Irish manufacturers must increasingly be able to measure and reduce their carbon footprint if they are to succeed on export markets, according to the latest BearingPoint Green Supply Chain Monitor 2010-11. The report finds that about two thirds of European companies surveyed consider green supply chain as a strategic priority now or in the short term.
“The environmental impact of goods is becoming an increasing important decision when it comes to purchasing,” explains Claudia Carr, supply chain lead for BearingPoint Ireland. “Over two thirds of companies surveyed indicated that they have implemented, or are implementing, a sustainable purchasing policy. Understanding and managing your carbon footprint is going to become key and Irish companies need to be prepared for this shift.”

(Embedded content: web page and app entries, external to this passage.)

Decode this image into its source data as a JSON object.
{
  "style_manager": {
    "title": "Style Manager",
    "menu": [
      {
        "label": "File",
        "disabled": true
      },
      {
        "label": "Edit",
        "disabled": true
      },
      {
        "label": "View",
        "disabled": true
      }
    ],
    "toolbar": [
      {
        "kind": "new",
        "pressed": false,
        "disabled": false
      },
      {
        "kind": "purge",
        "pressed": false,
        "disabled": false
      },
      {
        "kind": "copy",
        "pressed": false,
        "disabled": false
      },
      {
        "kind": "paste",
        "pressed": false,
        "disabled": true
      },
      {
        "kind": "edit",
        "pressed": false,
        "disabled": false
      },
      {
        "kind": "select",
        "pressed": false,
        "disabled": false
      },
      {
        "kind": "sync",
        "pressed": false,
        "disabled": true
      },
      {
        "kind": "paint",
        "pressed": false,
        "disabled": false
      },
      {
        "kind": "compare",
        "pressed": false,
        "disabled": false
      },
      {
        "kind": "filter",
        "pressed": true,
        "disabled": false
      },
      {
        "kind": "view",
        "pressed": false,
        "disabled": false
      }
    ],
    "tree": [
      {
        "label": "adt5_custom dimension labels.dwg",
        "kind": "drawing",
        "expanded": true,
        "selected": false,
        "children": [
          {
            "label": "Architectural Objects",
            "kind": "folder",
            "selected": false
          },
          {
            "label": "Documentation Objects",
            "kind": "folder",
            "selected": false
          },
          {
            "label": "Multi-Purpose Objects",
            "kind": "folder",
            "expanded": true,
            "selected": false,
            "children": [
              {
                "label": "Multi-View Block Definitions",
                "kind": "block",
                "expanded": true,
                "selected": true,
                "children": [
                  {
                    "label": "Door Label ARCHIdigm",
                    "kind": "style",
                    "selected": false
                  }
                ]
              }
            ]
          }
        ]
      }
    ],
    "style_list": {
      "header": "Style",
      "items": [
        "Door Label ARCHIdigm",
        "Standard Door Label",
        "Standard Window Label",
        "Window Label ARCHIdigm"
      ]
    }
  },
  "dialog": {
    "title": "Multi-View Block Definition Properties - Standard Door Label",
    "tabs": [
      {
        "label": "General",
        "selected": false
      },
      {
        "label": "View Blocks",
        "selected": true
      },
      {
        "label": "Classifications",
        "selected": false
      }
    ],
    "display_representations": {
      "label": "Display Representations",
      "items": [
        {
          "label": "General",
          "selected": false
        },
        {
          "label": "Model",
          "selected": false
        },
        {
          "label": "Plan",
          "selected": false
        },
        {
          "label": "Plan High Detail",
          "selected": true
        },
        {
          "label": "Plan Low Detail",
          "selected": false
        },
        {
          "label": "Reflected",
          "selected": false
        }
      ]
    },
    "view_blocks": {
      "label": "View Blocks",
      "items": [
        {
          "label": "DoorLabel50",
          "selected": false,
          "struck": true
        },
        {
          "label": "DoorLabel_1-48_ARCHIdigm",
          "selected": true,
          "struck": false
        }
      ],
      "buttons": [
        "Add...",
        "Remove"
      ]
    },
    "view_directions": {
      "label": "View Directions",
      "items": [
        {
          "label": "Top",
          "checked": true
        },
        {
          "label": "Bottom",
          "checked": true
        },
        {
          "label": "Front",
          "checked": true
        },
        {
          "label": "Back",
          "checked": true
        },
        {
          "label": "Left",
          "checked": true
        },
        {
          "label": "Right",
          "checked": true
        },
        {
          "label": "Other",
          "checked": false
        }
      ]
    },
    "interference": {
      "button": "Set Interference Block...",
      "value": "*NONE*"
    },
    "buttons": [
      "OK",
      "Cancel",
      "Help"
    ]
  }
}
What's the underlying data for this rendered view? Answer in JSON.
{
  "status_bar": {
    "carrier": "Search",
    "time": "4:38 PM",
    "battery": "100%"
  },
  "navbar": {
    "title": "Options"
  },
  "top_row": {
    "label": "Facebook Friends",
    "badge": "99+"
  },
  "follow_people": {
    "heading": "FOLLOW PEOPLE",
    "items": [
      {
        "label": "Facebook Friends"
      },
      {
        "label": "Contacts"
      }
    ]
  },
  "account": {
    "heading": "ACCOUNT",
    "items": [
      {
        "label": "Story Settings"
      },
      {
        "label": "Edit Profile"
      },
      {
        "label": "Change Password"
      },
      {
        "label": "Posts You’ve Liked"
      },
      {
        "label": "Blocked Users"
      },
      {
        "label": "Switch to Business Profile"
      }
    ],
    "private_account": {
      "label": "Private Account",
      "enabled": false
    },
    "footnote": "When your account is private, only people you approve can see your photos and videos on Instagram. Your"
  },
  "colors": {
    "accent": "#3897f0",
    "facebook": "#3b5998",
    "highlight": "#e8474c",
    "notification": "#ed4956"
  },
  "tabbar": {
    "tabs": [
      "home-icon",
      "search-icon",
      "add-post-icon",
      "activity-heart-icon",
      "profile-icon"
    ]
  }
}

Over half of respondents indicated that they did not renew contracts with suppliers who did not respect their green charter, and one third reported a shift from global sourcing towards near or local shore sourcing. “The environmental impact of transportation and manufacturing from some low cost economies is leading to a review of purchasing policies by many organisations. There is a growing opportunity for Irish companies, with good green credentials, to compete for this business,” she adds.
John Whelan, chief executive of the Irish Exporters Association, welcomes the report. “There is no question that Irish businesses which produce transparently environmentally positive products, delivered by carbon neutral logistics services will succeed on international markets,” he says. “At the IEA we fully endorse the reports findings and urge exporters to make the investment in proper carbon labelling based on an accurate supply chain foot print as well as a production process footprint, to gain a competitive edge in our main developed economy markets.”
Fred McDarby, manager, Environment Department, Enterprise Ireland, stresses the opportunity for Irish companies. “We are encouraging our companies to prepare for the impact of Green Procurement (both public and private) on their markets at home and overseas and have put in place a range of supports to help them make savings and enhance the green credentials of their products and services.”
The report highlights the importance of design with at least 80% of the environmental impact of a product being developed during the design process. This not only relates to the way in which the product is produced, but also how it is used and ultimately disposed of. Sectors traditionally active in R&D and innovation have become the leaders in eco-design.
Another finding of the 4th BearingPoint Supply Chain Monitor is that green supply chain initiatives are increasingly being driven by brand image and economics rather than regulation.
“Environmental regulations were the main driver when we last conducted the monitor two years ago. It is significant that boards are now actively promoting green supply chain to enhance their brand reputation and reduce costs,” comments James Govan of BearingPoint.
Indeed, the global economic downturn had accelerated rather than hampered green supply chain initiatives. The study finds that two thirds (66%) of the companies surveyed said that economic conditions had brought forward green initiatives rather than put a brake on them. Many Irish companies, like their European counterparts, have identified cost savings by implementing environmentally friendly initiatives.